When Laetitia arrived at the Emerald Victorian, she immediately went to the computer after putting the coffee on to brew. After yesterday’s story, she wanted to find out if there was such a thing as a clown fetish. She found that there is a word for it, “coulrophilia,” although it’s not an official medical term. Then she ran across the a term in the Internet’s Urban Dictionary called “Quantum Fetish Mechanics.” It is described as “a rule which states that any conceivable fetish which can be invented or conceived already exists on the Internet, and may have been brought into existence simply by a person thinking of it.” Laetitia decided to leave it at that and went to pour a cup of coffee and plan the day’s tour.
Laetitia took her group to the Ulster Folk and Transport Museum near Cultra, in County Down. The museum is a cornucopia of historic structures, machines, crafts and other memorabilia. It features a nineteenth century pub, a silent movie house, a draper’s shop, a collection of old railroad rolling stock and other types of vehicles.
Cultra is a seaside community on the shores of Belfast Lough. Tree-lined streets and lovely sea views make it one of the more desirable areas of greater Belfast. That afternoon, as was her custom, Laetitia went to a pub with a harbor view for a pre-dinner drink and to write a limerick before meeting her group for dinner. She sat at the bar and after a while was joined by a former professor of Latin who had retired to a house overlooking the sea and had stopped in for an afternoon pint.
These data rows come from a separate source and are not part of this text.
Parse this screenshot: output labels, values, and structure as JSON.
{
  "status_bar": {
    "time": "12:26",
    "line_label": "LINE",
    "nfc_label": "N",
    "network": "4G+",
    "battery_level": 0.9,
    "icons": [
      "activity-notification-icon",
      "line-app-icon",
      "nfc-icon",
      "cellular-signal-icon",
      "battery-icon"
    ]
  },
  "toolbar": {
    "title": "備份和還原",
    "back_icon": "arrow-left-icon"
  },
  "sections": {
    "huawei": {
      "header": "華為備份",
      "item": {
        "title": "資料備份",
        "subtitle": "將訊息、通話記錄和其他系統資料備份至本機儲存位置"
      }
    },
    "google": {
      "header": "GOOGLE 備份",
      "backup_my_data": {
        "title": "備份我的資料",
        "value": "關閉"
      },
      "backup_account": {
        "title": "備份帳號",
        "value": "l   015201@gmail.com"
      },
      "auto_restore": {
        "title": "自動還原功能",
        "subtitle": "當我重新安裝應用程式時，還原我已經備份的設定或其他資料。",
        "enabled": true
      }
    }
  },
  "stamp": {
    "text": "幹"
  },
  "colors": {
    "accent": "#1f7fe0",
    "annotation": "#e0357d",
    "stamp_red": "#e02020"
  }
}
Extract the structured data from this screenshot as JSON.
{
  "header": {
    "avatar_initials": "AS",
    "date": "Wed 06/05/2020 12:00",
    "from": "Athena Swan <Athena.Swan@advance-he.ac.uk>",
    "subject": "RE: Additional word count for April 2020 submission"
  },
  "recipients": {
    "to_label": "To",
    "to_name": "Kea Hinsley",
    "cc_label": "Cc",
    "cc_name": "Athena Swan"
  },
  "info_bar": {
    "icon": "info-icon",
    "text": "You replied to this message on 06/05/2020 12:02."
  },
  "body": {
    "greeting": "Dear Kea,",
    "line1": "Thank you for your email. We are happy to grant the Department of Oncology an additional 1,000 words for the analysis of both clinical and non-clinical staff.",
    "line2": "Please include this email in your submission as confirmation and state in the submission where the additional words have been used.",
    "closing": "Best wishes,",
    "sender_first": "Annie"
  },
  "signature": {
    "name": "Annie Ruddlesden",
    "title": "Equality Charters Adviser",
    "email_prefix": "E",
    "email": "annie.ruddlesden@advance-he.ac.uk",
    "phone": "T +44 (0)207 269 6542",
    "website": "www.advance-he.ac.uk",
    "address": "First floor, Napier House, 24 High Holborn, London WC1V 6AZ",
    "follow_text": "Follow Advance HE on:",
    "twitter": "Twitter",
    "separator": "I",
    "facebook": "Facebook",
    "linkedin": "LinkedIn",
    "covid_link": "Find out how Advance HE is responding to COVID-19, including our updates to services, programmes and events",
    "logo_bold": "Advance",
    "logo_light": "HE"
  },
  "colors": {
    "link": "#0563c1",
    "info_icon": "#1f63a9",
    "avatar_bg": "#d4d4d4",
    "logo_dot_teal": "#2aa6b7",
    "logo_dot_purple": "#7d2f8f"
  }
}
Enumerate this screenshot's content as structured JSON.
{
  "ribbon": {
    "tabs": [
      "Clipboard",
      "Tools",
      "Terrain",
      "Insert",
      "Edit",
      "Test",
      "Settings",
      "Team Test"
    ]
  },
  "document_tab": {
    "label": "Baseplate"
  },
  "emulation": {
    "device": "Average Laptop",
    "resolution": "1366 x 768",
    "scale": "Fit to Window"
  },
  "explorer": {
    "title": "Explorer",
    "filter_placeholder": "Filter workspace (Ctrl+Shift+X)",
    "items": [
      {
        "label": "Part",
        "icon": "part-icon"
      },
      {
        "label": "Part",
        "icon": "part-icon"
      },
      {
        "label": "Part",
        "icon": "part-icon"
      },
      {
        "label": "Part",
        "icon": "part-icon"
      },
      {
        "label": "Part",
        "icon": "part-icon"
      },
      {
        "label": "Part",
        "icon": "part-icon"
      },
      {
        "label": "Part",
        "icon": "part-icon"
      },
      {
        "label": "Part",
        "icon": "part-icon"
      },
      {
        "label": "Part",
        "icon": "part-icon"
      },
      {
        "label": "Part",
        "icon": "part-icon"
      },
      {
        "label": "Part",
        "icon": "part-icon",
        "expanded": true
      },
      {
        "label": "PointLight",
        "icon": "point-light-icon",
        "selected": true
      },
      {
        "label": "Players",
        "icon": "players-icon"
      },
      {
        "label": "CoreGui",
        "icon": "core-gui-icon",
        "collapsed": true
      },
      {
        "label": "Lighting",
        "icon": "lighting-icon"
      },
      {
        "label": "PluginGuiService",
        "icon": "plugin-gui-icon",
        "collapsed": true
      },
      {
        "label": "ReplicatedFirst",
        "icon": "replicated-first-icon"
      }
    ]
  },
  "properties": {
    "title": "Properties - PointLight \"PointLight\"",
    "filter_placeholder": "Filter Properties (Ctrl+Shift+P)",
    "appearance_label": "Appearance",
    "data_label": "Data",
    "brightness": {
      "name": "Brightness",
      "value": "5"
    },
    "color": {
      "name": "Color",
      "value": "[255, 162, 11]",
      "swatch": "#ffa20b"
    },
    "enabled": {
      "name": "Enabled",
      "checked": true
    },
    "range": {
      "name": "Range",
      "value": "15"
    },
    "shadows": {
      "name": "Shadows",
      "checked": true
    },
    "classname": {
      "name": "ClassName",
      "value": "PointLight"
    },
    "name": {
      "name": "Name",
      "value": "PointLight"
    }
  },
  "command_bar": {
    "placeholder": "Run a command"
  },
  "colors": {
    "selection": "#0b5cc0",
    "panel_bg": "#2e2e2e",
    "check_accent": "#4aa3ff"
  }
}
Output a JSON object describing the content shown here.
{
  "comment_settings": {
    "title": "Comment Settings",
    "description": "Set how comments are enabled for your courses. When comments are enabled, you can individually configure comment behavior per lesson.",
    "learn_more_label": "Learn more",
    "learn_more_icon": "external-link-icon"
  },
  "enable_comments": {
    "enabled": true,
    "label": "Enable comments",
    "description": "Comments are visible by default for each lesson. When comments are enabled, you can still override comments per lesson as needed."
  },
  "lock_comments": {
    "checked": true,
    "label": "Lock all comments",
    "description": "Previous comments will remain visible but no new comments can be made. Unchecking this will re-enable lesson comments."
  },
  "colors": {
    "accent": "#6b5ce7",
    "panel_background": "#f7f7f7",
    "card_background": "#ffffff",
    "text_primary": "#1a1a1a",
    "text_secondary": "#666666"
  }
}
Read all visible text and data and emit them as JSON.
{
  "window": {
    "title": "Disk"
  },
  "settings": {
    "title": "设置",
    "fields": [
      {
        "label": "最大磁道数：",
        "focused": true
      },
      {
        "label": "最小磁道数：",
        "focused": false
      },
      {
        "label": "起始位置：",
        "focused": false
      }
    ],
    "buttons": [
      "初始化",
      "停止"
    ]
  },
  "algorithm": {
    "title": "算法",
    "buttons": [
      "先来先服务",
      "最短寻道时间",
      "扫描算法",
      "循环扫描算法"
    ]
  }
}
Laetitia hadn’t studied Latin, but her grandmother had taken it in high school. When they were visiting Alhambra in Spain, her grandmother commented about the motto on the Spanish Coat of Arms done in tile on one of Alhambra’s walls. It read “Plus Ultra” meaning that the King was ruler not only of Spain but of “more beyond,” that is, the recently acquired Spanish territories in the “new world.” The professor commented that in earlier times when the known world from the European prospective did not extend far into the Atlantic Ocean, unexplored territories on ancient maps had the inscription, Ne Plus Ultra, suggesting that there was “no more beyond” that point and that sailors might encounter dragons or fall off the edge of the earth, then widely believed to be flat. He said that there is a more modern interpretation of the phrase that means, essentially, “unsurpassed in quality.” He then told her that one of his students was reported to have Ne Plus Ultra inscribed on the front of the thong that she wore when she went to the beach. He wasn’t sure whether it was an advertisement of the exceptional quality of what was underneath or whether it was a “No Trespassing” warning. He said it was likely the former because she got pregnant and she and her boyfriend, Conan, got married in a hurry. Laetitia thanked him for his story, wrote down the limerick of the day, and went to join her group for dinner.
Ancient maps oft’ steered mariners wrong
When deterred by the phrase on the thong
Of a lady from Cultra
That read, “ne plus ultra,”
But it didn’t stop Conan for long.